Why are cycling shorts so bulky these days?
I'm beginning to think that today's trend toward Assos-esque padded cycling shortspadding formerly being the saddle's jobhas left me with more saddle sores. This bulky new style only serves to form a bulk of soggy material once the sweat soaks through, causing blisters and general discomfort. Does anyone make shorts or bibs with either minimal padding or something akin to the original chois style? Between the incontinence of infancy and agedness, I prefer not to wear a diaper while riding. Can you help? Clay Wimberley, Texas
Get full access to Outside Learn, our online education hub featuring in-depth fitness, nutrition, and adventure courses and more than 2,000 instructional videos when you sign up for Outside+.
Well, first I better explain to our loyal readers that Clay is referring to Swiss-made Assos shorts and bibs. They’re high-end cycling clothes, costing $100 and moreup to $200 for a few models. Like most expensive bike-shorts makers, Assos is trying new approaches to padding, replacing the traditional wicking chamois with a variety of high-tech padding materials. It’s a trend across the industry, spurred both by the marketing impulse and the fact that saddles are generally lighter and harder than they’ve ever been.
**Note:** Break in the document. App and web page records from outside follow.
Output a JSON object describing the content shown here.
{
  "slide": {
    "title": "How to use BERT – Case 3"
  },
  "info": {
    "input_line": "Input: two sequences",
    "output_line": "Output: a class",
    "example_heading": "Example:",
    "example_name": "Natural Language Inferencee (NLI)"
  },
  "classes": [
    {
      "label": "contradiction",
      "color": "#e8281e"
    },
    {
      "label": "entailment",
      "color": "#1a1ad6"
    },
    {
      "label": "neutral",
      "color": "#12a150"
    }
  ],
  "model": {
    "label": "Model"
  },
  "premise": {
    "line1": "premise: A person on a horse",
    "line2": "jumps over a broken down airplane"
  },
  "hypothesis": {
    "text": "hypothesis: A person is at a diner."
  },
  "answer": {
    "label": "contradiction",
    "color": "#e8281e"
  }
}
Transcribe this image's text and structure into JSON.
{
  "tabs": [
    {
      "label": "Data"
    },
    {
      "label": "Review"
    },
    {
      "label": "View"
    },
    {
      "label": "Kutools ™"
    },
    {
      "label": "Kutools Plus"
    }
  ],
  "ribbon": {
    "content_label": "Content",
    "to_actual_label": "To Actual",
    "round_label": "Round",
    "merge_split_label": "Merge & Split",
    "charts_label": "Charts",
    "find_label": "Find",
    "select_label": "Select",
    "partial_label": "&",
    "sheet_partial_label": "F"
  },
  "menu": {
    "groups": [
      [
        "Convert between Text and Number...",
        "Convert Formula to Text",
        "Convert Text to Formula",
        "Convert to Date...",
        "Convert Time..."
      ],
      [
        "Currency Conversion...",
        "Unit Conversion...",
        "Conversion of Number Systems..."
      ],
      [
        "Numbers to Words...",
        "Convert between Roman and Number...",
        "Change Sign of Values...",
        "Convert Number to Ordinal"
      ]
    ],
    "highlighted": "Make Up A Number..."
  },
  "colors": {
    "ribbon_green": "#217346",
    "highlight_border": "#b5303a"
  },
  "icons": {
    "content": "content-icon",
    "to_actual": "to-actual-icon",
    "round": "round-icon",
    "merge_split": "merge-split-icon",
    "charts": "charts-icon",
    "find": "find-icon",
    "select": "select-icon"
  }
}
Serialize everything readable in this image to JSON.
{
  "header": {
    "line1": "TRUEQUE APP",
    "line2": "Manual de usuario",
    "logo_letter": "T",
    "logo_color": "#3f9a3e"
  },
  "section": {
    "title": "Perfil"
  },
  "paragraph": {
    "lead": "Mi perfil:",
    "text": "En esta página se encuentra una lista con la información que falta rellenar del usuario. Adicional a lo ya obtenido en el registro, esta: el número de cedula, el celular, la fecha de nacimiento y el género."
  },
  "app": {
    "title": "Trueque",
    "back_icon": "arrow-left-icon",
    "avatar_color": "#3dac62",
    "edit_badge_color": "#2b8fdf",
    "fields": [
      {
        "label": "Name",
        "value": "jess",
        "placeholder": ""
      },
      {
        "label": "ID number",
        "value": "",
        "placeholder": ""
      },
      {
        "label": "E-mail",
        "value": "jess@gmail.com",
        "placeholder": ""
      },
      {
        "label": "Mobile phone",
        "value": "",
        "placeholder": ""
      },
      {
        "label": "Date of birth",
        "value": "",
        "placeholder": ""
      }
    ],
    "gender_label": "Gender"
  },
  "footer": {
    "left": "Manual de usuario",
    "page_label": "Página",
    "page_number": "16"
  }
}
To some extent I agree with you. If you’re thoroughly accustomed to a bike seat, little or no additional padding is really needed. For whatever reason, most of my winter tights are unpadded while my summer shorts are padded, and by and large I’m perfectly happy with the tights (true, winter rides typically are shorter, too). I have a pair of Pearl Izumi Microsensor shorts ($120; www.pearlizumi.com) that have what feels like panels of body armor welded into the butt area. I’ve had them for a month now, and I’m still trying to decide if I like them or not. To some extent I prefer the lesser-padded Pearl Izumi Ultrasensor, which is $80. But either way, I haven’t had a problem with saddle sores or excessive wetnessthe shorts perform well and keep me dry even on 80- to 90-mile rides. But then, I don’t bicycle in Texas, which in some ways must be analogous to bicycling in hell, from a temperature standpoint.
So, you might try Pearl Izumi’s Ultrasensors, which I think are a very good short. Or the Giordana Pro CP-4 ($60), another short with fairly lightweight padding. You might also experiment with a different saddle, to see if you can find the right short/saddle combo.